Again, I have yet to read the book. I don’t even know what pages the quotes came from, but I look forward to receiving it in the mail. These quotes may even be causing or adding anxiety and melancholy to your life. These quotes show us that in 2020 the the devil, the world, and our sinful nature are still kicking and kicking hard. It’s this trifecta that continues to haunt us and will not go away anytime soon. In reading these selections we can try to blame a virus or other people all we want, but ultimately we make decisions that could possibly kill us, even if it was inspired listening to so-called experts. They didn’t take our lives away from us, we did by listening to them like puppets led to a wood chipper. The point: humanity, whom we are a part of, keeps screwing it up for itself. It’s not a virus or any sickness (though, they certainly don’t help us one bit) and it has been doing this through thousands of years of sin-tainted human history.
This is why we must look to Christ, dear reader, whether you struggle through depression or not, loss or not, gain or not. It is He that brings hope in the best and worst of times. Through all of this crap, Christ stands strong for us. He forgives us and constantly renews us to withstand all this !@#% we call earthly life. The good news is that it will all come to an end some day, at God’s own choosing. He will completely deliver us from evil in this vale of tears, AND IT WILL BE GLORIOUS!

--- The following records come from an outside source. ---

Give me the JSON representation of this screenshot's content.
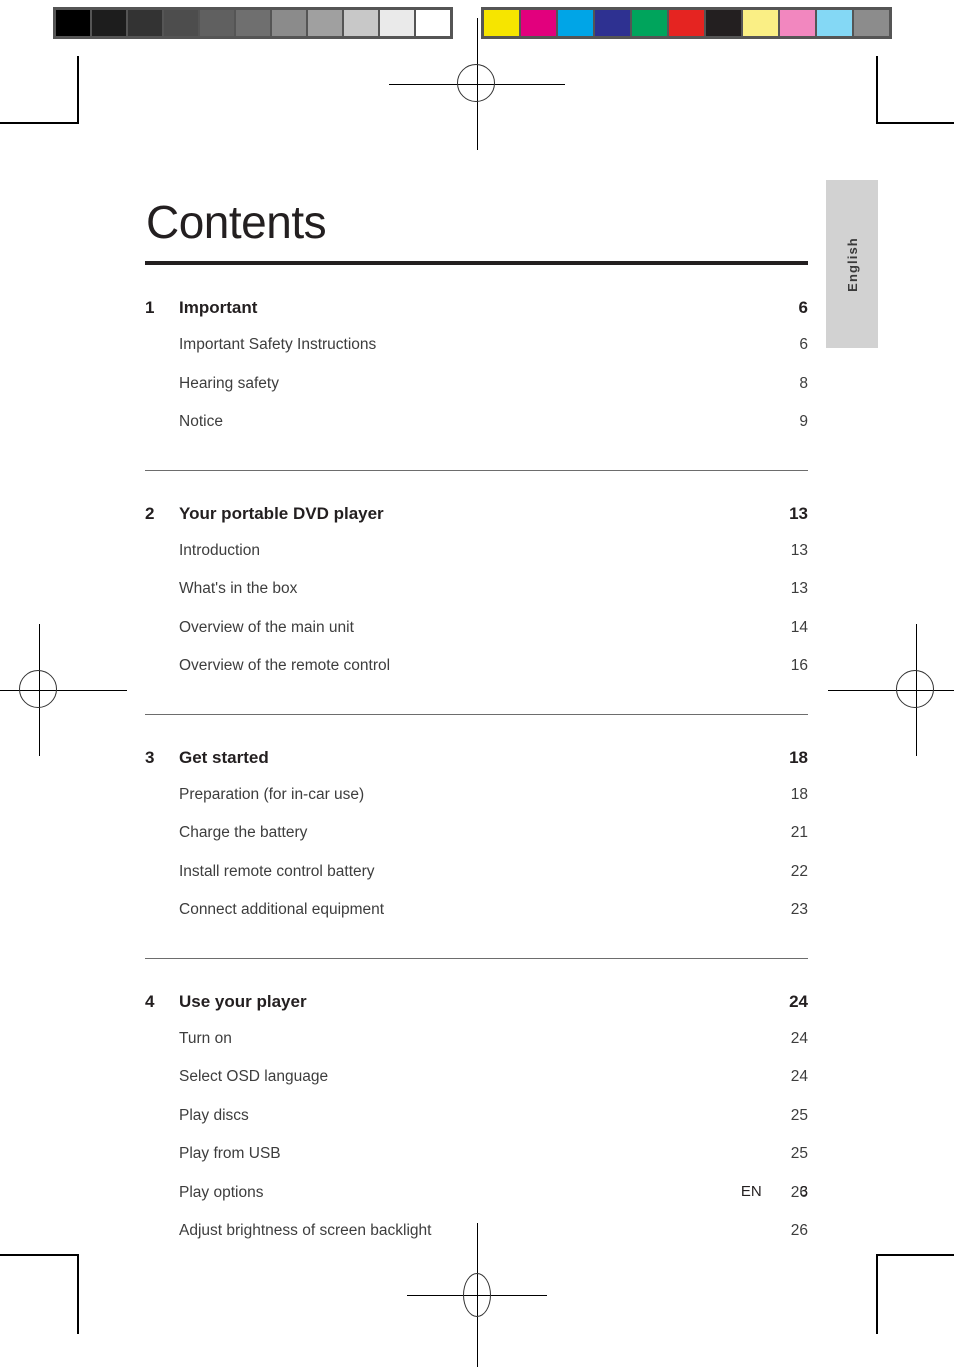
{
  "calibration": {
    "gray_ramp": [
      "#000000",
      "#1d1d1d",
      "#333333",
      "#4d4d4d",
      "#606060",
      "#6f6f6f",
      "#8b8b8b",
      "#a0a0a0",
      "#c8c8c8",
      "#eaeaea",
      "#ffffff"
    ],
    "color_ramp": [
      "#f6e500",
      "#e2007d",
      "#00a5e7",
      "#2e3191",
      "#00a45c",
      "#e52421",
      "#231f20",
      "#faef85",
      "#f287bf",
      "#84d8f5",
      "#8c8c8c"
    ],
    "strip_background": "#555555"
  },
  "page": {
    "title": "Contents",
    "language_tab": "English",
    "footer": {
      "language_code": "EN",
      "page_number": "3"
    }
  },
  "toc": {
    "sections": [
      {
        "number": "1",
        "title": "Important",
        "page": "6",
        "entries": [
          {
            "label": "Important Safety Instructions",
            "page": "6"
          },
          {
            "label": "Hearing safety",
            "page": "8"
          },
          {
            "label": "Notice",
            "page": "9"
          }
        ]
      },
      {
        "number": "2",
        "title": "Your portable DVD player",
        "page": "13",
        "entries": [
          {
            "label": "Introduction",
            "page": "13"
          },
          {
            "label": "What's in the box",
            "page": "13"
          },
          {
            "label": "Overview of the main unit",
            "page": "14"
          },
          {
            "label": "Overview of the remote control",
            "page": "16"
          }
        ]
      },
      {
        "number": "3",
        "title": "Get started",
        "page": "18",
        "entries": [
          {
            "label": "Preparation (for in-car use)",
            "page": "18"
          },
          {
            "label": "Charge the battery",
            "page": "21"
          },
          {
            "label": "Install remote control battery",
            "page": "22"
          },
          {
            "label": "Connect additional equipment",
            "page": "23"
          }
        ]
      },
      {
        "number": "4",
        "title": "Use your player",
        "page": "24",
        "entries": [
          {
            "label": "Turn on",
            "page": "24"
          },
          {
            "label": "Select OSD language",
            "page": "24"
          },
          {
            "label": "Play discs",
            "page": "25"
          },
          {
            "label": "Play from USB",
            "page": "25"
          },
          {
            "label": "Play options",
            "page": "26"
          },
          {
            "label": "Adjust brightness of screen backlight",
            "page": "26"
          }
        ]
      }
    ]
  }
}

Will 2020 be the worst year in history? Only the text books will tell for future generations. Personally, the worst year in human history happened thousands of years ago when mankind fell into sin. Regardless of anything, the cure for this original sin and all that has come out of it has been given to us all by Christ. All the worst years of every generation are nothing compared to the great gifts of our Triune God provides us freely without any merit or worthiness in us. You, who have been baptized into Christ’s death and resurrection, you wonderful sinner who Christ died and rose for: Jesus has set you free to live forever, and that is sure and certain. Yes, the waiting can be painful, but it’s worth the wait, FOR IT WILL BE GLORIOUS!